"You can sign if they ask you to," said yet another security guard, "but keep walking."
"Don't stop," said the Rockets' community relations director.
"Don't stop," echoed the security guard.
"O.K.," said Artest.
The doors were flung open to the concourse and Artest began to wade through the fans. Some looked exultant in his presence; others intimidated. Then Artest noticed, on the far side of the concourse, a handful of grade-school children playing a virtual-reality game. They were leaping to swat at large images of spelling blocks that had been projected onto the wall.
"Hey!" he said. "What's that?" And just like that he was among the children, reaching up to tip the blocks as if they were soft rebounds around the rim. He tapped the final block upward so that it came to rest alongside two others to spell a word.
"C-A-T," Artest told his audience. "Cat."

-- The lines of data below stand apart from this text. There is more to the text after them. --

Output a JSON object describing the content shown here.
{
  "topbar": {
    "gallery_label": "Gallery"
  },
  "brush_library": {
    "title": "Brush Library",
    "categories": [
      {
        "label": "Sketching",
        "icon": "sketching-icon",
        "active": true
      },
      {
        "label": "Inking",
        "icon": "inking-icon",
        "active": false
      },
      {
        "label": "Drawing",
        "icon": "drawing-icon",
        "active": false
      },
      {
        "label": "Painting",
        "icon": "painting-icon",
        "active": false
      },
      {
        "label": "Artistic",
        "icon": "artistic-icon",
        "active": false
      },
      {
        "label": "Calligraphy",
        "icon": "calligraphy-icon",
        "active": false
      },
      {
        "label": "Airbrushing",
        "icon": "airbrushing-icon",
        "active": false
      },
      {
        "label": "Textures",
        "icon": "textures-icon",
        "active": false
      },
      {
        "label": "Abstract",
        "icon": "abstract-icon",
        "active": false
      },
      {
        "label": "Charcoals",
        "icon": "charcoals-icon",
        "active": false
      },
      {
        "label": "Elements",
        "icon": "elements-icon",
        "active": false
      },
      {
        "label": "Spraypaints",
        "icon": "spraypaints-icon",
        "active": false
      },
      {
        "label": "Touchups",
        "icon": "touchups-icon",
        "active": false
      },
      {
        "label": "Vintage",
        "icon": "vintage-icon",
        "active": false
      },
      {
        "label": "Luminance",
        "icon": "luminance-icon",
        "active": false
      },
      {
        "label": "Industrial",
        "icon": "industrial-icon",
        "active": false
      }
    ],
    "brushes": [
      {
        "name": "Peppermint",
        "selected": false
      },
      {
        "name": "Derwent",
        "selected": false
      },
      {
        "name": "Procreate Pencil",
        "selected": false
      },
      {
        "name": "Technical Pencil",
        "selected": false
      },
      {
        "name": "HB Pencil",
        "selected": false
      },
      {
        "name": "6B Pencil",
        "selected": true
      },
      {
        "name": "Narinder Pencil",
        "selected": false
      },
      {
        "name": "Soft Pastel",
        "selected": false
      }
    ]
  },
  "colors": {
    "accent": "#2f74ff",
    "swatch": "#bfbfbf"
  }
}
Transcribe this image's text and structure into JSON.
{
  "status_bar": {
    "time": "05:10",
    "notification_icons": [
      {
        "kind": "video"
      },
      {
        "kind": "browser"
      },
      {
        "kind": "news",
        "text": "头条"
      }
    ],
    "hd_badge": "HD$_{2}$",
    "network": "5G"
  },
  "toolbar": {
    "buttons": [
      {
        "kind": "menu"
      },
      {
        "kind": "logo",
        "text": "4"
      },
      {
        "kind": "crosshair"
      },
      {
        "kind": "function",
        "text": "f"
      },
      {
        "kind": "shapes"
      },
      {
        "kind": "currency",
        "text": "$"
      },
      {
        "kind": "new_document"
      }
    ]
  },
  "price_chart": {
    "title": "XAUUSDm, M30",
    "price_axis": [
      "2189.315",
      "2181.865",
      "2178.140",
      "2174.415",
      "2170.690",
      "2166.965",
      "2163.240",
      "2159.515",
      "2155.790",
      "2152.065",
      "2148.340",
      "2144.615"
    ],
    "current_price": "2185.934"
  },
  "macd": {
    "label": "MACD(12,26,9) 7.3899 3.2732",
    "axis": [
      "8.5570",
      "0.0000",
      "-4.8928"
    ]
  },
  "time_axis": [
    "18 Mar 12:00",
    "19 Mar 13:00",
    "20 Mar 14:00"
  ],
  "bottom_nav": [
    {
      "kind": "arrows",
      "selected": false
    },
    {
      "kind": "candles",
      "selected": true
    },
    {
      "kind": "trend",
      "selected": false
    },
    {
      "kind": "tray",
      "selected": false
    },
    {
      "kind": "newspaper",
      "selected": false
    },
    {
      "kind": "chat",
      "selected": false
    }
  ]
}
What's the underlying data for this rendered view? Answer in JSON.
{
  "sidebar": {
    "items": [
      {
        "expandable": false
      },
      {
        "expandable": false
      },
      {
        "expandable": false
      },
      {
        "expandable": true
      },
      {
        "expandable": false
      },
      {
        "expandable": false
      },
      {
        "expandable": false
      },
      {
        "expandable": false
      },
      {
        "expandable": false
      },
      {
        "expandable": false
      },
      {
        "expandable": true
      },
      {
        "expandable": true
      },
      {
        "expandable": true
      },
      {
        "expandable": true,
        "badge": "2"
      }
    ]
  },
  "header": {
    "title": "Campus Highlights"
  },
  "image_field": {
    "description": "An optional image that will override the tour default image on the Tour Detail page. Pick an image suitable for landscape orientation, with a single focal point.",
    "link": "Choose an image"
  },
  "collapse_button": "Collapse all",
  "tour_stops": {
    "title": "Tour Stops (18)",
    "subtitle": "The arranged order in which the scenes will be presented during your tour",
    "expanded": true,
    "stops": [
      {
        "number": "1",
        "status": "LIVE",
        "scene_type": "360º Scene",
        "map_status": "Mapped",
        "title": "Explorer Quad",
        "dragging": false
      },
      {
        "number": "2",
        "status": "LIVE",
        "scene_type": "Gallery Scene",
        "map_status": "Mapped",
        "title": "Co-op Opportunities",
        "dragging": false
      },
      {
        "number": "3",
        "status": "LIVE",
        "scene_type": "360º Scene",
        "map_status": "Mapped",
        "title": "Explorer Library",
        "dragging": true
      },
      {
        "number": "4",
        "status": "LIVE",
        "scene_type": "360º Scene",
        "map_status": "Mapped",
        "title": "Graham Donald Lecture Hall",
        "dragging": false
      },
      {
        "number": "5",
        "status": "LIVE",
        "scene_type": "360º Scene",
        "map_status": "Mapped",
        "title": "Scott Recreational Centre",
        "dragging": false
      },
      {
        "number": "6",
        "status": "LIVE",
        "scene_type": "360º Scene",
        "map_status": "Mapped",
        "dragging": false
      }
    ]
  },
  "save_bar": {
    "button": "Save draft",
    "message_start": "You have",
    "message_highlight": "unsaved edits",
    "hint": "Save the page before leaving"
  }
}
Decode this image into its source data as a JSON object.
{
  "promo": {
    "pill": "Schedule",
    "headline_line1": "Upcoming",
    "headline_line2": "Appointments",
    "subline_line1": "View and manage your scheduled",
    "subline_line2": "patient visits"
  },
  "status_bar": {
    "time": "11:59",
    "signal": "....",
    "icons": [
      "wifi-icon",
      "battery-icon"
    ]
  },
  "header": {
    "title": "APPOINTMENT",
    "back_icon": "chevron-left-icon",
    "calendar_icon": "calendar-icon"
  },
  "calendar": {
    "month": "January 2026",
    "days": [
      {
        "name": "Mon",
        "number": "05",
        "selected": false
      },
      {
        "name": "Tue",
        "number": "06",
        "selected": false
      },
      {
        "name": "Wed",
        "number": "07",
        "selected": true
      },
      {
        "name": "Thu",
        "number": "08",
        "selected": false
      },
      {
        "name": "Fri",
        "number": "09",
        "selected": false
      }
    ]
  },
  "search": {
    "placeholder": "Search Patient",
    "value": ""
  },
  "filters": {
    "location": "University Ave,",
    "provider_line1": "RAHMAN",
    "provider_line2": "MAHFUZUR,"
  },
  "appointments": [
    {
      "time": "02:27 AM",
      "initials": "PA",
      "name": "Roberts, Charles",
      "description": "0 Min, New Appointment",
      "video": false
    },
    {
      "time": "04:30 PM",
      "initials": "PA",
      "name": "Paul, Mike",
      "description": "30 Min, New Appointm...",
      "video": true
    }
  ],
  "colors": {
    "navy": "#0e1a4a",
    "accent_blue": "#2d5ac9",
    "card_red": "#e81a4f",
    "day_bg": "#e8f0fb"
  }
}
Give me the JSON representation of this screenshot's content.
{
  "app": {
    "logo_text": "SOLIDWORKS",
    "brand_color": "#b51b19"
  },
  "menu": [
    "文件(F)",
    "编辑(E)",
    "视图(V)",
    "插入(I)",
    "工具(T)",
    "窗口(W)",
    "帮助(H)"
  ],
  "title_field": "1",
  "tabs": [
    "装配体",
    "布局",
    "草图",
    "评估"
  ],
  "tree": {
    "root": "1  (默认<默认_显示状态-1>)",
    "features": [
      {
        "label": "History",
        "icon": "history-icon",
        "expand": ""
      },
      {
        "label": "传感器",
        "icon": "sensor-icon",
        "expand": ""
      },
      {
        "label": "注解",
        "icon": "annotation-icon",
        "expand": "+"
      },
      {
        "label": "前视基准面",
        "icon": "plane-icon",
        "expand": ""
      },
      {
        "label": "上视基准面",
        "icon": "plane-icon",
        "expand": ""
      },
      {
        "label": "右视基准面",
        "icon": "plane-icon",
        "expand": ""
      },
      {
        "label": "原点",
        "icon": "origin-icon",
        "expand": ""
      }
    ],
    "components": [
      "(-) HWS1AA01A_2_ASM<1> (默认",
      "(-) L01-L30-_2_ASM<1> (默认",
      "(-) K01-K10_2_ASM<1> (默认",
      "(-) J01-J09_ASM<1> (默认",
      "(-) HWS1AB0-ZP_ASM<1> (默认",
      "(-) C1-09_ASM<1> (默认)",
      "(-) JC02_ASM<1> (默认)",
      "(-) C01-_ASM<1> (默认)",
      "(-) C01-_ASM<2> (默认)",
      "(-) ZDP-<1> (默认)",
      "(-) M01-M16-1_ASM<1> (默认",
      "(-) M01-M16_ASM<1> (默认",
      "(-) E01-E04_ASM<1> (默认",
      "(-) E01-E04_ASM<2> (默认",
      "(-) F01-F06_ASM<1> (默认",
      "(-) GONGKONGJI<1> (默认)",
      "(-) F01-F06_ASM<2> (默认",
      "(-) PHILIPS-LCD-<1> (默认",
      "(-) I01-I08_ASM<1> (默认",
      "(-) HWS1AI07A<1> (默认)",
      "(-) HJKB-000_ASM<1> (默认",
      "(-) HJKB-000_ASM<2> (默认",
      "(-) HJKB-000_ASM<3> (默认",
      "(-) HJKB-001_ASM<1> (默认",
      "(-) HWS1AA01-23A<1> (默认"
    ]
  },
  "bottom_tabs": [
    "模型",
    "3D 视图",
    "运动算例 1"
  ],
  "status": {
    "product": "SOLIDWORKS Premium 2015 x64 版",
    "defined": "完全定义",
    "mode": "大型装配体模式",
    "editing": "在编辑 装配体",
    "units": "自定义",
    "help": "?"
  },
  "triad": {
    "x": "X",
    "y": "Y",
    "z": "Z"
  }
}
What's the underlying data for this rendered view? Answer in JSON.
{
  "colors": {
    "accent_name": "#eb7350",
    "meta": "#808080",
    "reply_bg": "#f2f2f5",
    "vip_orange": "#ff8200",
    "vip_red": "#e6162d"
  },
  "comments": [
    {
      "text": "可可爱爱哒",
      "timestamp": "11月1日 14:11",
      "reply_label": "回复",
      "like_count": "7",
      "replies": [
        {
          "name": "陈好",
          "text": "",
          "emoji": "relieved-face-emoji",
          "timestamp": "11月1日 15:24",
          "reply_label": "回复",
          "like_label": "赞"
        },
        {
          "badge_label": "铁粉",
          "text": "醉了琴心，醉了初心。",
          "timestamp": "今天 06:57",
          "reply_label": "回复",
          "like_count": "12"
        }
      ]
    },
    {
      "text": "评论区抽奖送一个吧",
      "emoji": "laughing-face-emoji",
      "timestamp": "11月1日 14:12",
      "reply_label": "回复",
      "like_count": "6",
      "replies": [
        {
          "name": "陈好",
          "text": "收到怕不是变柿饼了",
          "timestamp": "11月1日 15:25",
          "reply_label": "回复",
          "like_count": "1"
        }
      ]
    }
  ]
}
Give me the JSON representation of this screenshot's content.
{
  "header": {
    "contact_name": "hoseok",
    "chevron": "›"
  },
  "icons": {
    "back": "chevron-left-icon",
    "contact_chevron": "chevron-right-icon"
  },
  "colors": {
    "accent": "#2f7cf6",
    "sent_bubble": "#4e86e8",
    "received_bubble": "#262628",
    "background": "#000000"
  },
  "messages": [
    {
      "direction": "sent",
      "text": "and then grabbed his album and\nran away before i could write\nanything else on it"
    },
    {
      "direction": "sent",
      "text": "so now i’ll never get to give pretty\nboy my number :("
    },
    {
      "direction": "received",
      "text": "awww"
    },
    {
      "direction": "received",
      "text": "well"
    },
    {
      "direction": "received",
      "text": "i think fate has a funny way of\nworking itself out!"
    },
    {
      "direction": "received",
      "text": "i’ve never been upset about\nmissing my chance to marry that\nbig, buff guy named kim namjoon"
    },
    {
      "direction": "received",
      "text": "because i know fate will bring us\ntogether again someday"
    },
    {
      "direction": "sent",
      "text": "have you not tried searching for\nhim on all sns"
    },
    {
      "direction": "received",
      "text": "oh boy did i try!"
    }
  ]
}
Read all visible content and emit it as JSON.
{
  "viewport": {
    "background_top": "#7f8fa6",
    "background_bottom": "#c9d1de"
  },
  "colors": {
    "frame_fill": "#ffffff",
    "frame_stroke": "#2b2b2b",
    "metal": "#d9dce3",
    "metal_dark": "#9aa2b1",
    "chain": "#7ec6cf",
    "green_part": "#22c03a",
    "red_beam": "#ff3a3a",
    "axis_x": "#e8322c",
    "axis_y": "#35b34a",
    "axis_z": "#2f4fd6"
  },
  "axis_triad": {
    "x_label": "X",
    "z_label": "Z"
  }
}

He had won the game. The kids were jumping around him, celebrating.